The Cholera outbreak in Haiti which struck following the 2010 earthquake, which was the seventh such global outbreak (all the others had completely bypassed Haiti), does not mean that no response from the international community would have been better than the one that happened. Nevertheless, it was big enough to impact the amount such international aid did eventually help the devastated country.
It is widely accepted the source of this outbreak was Nepali troops deployed as part of the UN relief mission, stationed in a base on a tributary leading into the Artibonite River which is the suspected source. How do we know this? Firstly, Jonathan Katz, a reporter, visited the base after these allegations from locals, to discover that sanitation conditions where much different to what the official statement declared.
Secondly, in this area, largely unaffected by the earthquake, there were few other foreign influences.
Thirdly, the US Centre for Disease Control and Prevention identified the strain of Cholera as one found in South Asia.
Fourthly, after substantial pressure, the UN itself in a report accepted the source as that from Nepali soldiers.
About 100,000-160,000 Haitians died in the earthquake. Just over 8,000 from the Cholera outbreak. Thus, 6-8% of the total which died in the earthquake were killed as a result of the UN response to relieve the initial suffering of the three million survivors.
Clearly, it is likely that more than 8,000 would have died had there been no international response. Not to mention the millions who would have suffered greatly. Nevertheless, just as interventionists constantly tout the positives of that great calamity of mankind, war, such as lower unemployment or the development of certain technologies, it is only right for us isolationists to highlight the negatives of attempts to alleviate calamities, such as earthquakes. This is justified to gain a fuller picture of the costs and benefits of foreign policy actions.

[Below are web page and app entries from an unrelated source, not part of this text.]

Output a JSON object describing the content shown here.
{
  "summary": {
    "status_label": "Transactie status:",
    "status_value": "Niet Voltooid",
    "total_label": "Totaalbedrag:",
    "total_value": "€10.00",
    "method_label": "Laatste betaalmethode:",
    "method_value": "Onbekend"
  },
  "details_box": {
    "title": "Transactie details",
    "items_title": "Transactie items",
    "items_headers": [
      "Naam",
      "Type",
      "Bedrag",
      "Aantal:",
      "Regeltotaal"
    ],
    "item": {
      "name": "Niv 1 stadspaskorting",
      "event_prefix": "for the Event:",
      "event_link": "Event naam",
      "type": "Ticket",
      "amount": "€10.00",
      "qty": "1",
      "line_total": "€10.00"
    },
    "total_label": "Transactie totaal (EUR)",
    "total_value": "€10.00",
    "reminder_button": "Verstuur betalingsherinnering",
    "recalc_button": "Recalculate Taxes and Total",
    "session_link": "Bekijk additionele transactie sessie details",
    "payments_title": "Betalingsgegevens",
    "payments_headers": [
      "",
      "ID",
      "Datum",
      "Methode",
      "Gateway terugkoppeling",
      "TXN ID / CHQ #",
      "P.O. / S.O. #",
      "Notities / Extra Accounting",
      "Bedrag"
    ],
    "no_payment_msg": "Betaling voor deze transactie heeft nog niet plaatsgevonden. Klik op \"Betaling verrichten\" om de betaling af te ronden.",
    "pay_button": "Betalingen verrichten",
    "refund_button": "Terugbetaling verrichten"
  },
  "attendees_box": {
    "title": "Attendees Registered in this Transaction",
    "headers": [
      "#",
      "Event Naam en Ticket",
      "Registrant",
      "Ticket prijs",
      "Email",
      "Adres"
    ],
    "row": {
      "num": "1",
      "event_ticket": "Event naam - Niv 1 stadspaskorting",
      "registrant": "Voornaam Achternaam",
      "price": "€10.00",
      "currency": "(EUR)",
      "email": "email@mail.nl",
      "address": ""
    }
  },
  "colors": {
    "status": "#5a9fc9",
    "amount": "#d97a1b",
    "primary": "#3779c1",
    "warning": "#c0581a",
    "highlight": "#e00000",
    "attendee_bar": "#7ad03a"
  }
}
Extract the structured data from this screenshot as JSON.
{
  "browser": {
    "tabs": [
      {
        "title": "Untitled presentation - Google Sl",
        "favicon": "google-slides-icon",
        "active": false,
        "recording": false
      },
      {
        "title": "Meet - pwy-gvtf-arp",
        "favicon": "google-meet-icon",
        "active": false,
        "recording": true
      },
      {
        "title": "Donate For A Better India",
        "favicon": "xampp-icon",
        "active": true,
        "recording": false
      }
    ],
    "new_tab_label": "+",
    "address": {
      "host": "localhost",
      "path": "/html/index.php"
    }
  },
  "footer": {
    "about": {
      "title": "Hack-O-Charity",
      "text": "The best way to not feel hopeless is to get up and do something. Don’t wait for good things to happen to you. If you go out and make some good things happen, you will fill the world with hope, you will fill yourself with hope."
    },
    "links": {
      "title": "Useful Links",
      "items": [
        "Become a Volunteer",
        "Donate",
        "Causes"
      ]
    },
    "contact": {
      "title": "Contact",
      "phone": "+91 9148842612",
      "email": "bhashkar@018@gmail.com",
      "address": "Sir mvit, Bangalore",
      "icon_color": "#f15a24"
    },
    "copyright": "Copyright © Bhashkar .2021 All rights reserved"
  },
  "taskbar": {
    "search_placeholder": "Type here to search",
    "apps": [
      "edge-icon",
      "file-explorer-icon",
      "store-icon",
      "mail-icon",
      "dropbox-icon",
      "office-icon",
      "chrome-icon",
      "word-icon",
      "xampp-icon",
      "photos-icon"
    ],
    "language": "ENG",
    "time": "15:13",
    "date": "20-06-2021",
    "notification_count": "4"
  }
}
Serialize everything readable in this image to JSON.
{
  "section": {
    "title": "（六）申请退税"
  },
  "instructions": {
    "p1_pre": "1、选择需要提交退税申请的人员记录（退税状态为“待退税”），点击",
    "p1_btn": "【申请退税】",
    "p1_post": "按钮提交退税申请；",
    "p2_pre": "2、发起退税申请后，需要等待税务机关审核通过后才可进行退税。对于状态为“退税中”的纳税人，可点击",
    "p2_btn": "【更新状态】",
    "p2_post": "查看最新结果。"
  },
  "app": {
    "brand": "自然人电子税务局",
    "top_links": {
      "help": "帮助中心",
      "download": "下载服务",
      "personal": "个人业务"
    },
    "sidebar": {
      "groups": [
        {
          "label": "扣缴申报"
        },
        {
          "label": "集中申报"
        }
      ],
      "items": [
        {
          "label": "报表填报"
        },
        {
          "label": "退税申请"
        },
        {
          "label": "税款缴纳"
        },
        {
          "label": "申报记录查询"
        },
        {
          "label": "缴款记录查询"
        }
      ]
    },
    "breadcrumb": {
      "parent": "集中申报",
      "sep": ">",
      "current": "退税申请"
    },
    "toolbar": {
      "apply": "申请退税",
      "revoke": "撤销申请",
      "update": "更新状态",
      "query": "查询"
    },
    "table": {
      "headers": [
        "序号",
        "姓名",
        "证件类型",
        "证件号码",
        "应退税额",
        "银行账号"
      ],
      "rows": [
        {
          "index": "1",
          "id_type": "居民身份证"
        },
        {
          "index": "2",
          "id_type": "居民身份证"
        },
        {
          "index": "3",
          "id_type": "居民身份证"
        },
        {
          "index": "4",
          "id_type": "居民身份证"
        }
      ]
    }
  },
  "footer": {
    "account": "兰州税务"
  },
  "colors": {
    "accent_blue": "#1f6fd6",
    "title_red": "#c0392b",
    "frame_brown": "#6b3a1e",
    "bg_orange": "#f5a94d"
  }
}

This tragedy highlights several things. The UN’s reliance on soldiers from very poor countries, such as Nepal (this is because countries are paid for every soldier they contribute, and is a vital source of income for cash-strapped third-world militaries), carries with it disadvantages.
The UN is an organization like any other and looks after its own interests, as evidenced by its initial denial, stone-walling, and subsequent refusal to pay compensation to Haiti by invoking the ‘Convention on the Privileges and Immunities of the United Nations’ when the Haitian government sought to sue the UN.
But most importantly, and this is a theme which this blog will repeatedly come back to, the world is a complex place. It is impossible to know the consequences of our actions, especially on the international stage.
This international aid was clearly the right thing to do. Nevertheless, whether something is right or wrong, the spectre of unintended consequences is forever present.
It is a major reason why isolationism is often the correct response to foreign policy ‘problems’.